With enforced lockdown, social distancing and self-isolation we’ve been spending a whole lot more time together at home, and doing less work. I’ve learned a lot through this period of five or six weeks. I’ve come to terms with enjoying the benefits of lockdown, and reconciled my feelings of guilt associated with being okay, so far. I have made some efforts to support those less fortunate nearby. I have truly appreciated the time to connect more regularly with friends and family, and with work colleagues to some extent; sharing our experiences of this extraordinary time. Time has also been sent being creative and prudent in the kitchen, tending the little garden we have, tidying and cleaning, and reaching the hidden depths of the freezer and the back of the larder cupboard. Working from home, has been an option I have been fortunate enough to use. That is not without its many challenges, but things could be an awful lot worse. This time has made me value and realise the value of living a little simpler, going back-to-basics, of daily and weekly structure, listening to and responding to emotions and feelings, and being prepared for such eventualities – however unexpected they are.
Inevitably, it seems, lockdown has made me think about retirement. Rather, how this experience compares and how my response to the current conditions informs me how I may approach my retirement when it happens. Well I don’t think or hope retirement is or should be anything like this. For one thing I am continuing to work, not a full week, but most of it. And I have the promise of returning to work in whatever way and whenever that approaches anything like what it used to be.
Being restricted to home through the pandemic is a basic stripping of control and power.
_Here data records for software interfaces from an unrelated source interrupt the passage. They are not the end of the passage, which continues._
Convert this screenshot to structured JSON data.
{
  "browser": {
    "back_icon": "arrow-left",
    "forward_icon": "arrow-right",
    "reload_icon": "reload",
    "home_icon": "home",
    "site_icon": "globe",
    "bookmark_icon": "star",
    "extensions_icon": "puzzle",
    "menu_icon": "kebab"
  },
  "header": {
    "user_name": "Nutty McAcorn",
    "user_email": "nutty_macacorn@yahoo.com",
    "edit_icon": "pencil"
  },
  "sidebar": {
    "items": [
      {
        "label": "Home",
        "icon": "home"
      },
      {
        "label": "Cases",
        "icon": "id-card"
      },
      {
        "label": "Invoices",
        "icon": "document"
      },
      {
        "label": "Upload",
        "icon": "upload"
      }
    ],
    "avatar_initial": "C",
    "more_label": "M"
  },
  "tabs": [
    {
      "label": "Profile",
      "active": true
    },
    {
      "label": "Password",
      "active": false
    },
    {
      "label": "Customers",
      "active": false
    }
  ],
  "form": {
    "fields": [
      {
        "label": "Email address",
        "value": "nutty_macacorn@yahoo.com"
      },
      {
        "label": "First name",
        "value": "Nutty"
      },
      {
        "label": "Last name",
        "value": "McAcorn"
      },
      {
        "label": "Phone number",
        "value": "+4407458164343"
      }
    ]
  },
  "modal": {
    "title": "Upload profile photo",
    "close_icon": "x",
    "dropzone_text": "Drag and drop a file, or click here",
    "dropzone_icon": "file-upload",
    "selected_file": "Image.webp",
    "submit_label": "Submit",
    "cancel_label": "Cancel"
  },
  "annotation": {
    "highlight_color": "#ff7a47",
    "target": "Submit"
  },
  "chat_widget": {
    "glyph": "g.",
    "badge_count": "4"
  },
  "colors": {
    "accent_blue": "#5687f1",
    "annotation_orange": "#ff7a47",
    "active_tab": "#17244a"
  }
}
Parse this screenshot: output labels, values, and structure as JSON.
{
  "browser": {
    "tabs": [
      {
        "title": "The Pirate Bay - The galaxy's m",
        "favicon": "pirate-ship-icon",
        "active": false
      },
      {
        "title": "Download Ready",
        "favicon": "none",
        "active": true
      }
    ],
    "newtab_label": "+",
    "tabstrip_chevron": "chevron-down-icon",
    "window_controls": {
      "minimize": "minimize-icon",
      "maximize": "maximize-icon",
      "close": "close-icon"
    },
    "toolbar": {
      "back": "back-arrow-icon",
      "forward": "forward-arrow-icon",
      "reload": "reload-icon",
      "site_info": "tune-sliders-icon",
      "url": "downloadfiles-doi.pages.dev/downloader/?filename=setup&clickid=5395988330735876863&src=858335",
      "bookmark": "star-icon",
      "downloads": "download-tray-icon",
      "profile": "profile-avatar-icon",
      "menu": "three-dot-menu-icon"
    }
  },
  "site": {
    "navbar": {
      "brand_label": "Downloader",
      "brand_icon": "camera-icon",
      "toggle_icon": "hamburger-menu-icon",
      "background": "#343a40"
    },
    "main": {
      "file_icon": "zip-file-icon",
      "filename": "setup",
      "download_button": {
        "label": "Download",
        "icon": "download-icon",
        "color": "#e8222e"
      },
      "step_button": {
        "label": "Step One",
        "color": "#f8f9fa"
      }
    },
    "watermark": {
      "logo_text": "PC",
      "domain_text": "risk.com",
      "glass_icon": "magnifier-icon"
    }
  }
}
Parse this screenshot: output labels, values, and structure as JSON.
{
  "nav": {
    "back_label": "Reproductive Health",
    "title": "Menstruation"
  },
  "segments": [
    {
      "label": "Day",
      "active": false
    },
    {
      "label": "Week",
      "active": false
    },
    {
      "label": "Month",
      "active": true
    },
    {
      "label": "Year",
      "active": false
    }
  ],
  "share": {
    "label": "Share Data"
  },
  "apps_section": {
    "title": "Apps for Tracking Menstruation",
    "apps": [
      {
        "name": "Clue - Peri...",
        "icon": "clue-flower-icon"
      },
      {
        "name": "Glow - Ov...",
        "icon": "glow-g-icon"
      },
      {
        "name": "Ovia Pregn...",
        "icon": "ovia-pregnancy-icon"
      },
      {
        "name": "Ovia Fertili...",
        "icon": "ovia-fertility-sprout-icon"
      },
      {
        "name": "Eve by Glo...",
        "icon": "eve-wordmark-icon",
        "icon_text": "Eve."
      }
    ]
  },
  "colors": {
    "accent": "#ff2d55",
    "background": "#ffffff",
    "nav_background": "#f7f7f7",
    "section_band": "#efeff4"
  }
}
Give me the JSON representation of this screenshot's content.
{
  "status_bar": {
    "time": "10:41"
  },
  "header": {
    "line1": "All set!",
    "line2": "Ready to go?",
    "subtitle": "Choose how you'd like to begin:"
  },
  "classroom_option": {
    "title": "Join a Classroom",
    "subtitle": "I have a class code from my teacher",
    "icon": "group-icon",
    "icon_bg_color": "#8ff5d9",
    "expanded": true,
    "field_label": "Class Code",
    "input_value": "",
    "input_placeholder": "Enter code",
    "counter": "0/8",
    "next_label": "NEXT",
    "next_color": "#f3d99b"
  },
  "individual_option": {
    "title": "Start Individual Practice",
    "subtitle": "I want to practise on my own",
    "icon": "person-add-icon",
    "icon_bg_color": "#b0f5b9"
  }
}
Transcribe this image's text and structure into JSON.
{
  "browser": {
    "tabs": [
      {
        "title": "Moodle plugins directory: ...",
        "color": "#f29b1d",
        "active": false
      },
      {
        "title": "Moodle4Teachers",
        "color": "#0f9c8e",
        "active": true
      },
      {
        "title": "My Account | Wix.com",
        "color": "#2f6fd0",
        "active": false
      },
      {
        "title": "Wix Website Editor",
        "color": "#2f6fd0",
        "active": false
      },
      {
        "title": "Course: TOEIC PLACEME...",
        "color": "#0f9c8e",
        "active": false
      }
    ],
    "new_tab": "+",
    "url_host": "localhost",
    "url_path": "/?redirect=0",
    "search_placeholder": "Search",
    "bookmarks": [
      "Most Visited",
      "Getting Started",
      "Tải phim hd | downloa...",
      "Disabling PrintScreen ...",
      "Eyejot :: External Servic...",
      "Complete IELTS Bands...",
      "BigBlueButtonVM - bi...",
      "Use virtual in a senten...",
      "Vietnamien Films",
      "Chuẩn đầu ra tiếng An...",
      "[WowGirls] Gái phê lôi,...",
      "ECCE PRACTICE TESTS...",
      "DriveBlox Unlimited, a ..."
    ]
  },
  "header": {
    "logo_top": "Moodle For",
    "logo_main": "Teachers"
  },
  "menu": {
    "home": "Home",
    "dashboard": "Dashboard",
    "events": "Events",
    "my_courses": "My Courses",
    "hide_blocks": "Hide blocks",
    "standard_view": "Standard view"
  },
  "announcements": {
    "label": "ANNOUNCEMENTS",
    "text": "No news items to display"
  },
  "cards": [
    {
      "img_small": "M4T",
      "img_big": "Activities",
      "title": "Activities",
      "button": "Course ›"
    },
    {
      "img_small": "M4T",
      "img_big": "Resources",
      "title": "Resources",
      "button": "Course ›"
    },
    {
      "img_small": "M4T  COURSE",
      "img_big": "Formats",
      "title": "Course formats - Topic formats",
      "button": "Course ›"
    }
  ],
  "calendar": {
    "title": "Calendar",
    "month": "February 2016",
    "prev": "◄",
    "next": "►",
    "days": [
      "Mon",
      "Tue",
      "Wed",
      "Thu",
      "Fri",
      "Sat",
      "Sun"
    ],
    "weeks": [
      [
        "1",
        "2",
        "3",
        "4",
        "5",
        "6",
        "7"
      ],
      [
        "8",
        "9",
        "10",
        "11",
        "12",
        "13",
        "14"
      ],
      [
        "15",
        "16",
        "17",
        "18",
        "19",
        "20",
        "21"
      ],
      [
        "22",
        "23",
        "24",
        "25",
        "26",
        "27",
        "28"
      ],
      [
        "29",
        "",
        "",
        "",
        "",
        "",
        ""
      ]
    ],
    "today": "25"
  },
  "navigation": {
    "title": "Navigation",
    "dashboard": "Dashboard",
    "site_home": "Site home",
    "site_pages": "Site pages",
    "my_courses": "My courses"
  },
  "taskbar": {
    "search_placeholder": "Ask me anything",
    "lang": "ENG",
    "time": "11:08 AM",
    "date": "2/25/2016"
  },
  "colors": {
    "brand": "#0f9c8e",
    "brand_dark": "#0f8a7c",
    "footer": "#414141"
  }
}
And it occurs to me there are all sorts of circumstances that can achieve that, such as disability, physical or mental health, or unemployment. Retirement, hopefully, will not have such profound effects, although I acknowledge there are changes to physical health and finances.
But the lockdown is hugely limiting. In terms of basic needs, some foods are unavailable and shops are out of bounds. No longer can one linger through the stores and gain the emotional benefit of shopping. Instead, it is a lonely, logistical and almost surgical endeavour. An activity with a list, an agreed route through the store, one-way systems, staying two-metres apart, masks and gloves, interacting with staff through screens and limited social contact. Personal care has been taken away in the form of barbers, hairdressers or physical therapists. The world is reduced to four walls and hopefully a garden. Through social, or I prefer the term physical distance, lockdown has robbed us of bodily and visual connections like hugs and eye contact. The signs we are part of a bigger community and relevant to the people around us. Routines and structure are really important, but the minutes still tick by slowly. Days can feel like they are all the same. Whenever it feels like ground-hog day, it is a sign that things aren’t going well. Sleep can be interrupted and relaxation can be difficult to achieve. All of this is made worse by the miserable news announcements, thousands of deaths, and endless speculation around what may happen next, and no end in sight.
There will be an end to all this, and we will take the positives from it. As long as we all acknowledge how challenging things are, feel free to enjoy the better aspects, and help each other with our emotional responses. And hopefully we will use the opportunity to grow and develop and be ready for the next challenge, whether that is retirement or not.